The response must contain all of the entries, each one repeated exactly.

* _GIVEN INFORMATION_:
········

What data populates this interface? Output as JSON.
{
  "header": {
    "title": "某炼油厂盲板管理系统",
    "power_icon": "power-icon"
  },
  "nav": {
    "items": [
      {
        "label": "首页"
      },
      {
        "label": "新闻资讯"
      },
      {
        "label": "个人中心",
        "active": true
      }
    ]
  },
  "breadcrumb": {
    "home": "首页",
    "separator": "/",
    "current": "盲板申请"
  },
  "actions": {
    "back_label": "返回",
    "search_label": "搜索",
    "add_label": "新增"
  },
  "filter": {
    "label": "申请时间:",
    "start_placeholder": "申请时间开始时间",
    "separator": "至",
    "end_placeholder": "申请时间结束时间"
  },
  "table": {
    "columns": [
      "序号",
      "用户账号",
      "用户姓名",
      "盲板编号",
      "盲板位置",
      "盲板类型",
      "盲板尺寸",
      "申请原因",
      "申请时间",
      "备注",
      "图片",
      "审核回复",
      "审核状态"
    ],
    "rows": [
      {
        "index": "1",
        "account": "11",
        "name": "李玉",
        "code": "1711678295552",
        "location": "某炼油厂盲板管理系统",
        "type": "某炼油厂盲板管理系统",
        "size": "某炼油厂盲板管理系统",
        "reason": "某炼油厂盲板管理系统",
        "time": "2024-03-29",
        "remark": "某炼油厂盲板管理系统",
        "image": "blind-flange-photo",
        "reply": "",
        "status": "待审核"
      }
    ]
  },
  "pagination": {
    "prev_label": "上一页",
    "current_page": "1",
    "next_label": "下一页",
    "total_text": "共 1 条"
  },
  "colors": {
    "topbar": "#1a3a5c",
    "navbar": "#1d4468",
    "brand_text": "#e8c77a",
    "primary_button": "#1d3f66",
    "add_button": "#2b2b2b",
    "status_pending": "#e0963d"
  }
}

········

* _EXERCISE RESPONSE_:
What data populates this interface? Output as JSON.
{
  "header": {
    "title": "某炼油厂盲板管理系统",
    "power_icon": "power-icon"
  },
  "nav": {
    "items": [
      {
        "label": "首页"
      },
      {
        "label": "新闻资讯"
      },
      {
        "label": "个人中心",
        "active": true
      }
    ]
  },
  "breadcrumb": {
    "home": "首页",
    "separator": "/",
    "current": "盲板申请"
  },
  "actions": {
    "back_label": "返回",
    "search_label": "搜索",
    "add_label": "新增"
  },
  "filter": {
    "label": "申请时间:",
    "start_placeholder": "申请时间开始时间",
    "separator": "至",
    "end_placeholder": "申请时间结束时间"
  },
  "table": {
    "columns": [
      "序号",
      "用户账号",
      "用户姓名",
      "盲板编号",
      "盲板位置",
      "盲板类型",
      "盲板尺寸",
      "申请原因",
      "申请时间",
      "备注",
      "图片",
      "审核回复",
      "审核状态"
    ],
    "rows": [
      {
        "index": "1",
        "account": "11",
        "name": "李玉",
        "code": "1711678295552",
        "location": "某炼油厂盲板管理系统",
        "type": "某炼油厂盲板管理系统",
        "size": "某炼油厂盲板管理系统",
        "reason": "某炼油厂盲板管理系统",
        "time": "2024-03-29",
        "remark": "某炼油厂盲板管理系统",
        "image": "blind-flange-photo",
        "reply": "",
        "status": "待审核"
      }
    ]
  },
  "pagination": {
    "prev_label": "上一页",
    "current_page": "1",
    "next_label": "下一页",
    "total_text": "共 1 条"
  },
  "colors": {
    "topbar": "#1a3a5c",
    "navbar": "#1d4468",
    "brand_text": "#e8c77a",
    "primary_button": "#1d3f66",
    "add_button": "#2b2b2b",
    "status_pending": "#e0963d"
  }
}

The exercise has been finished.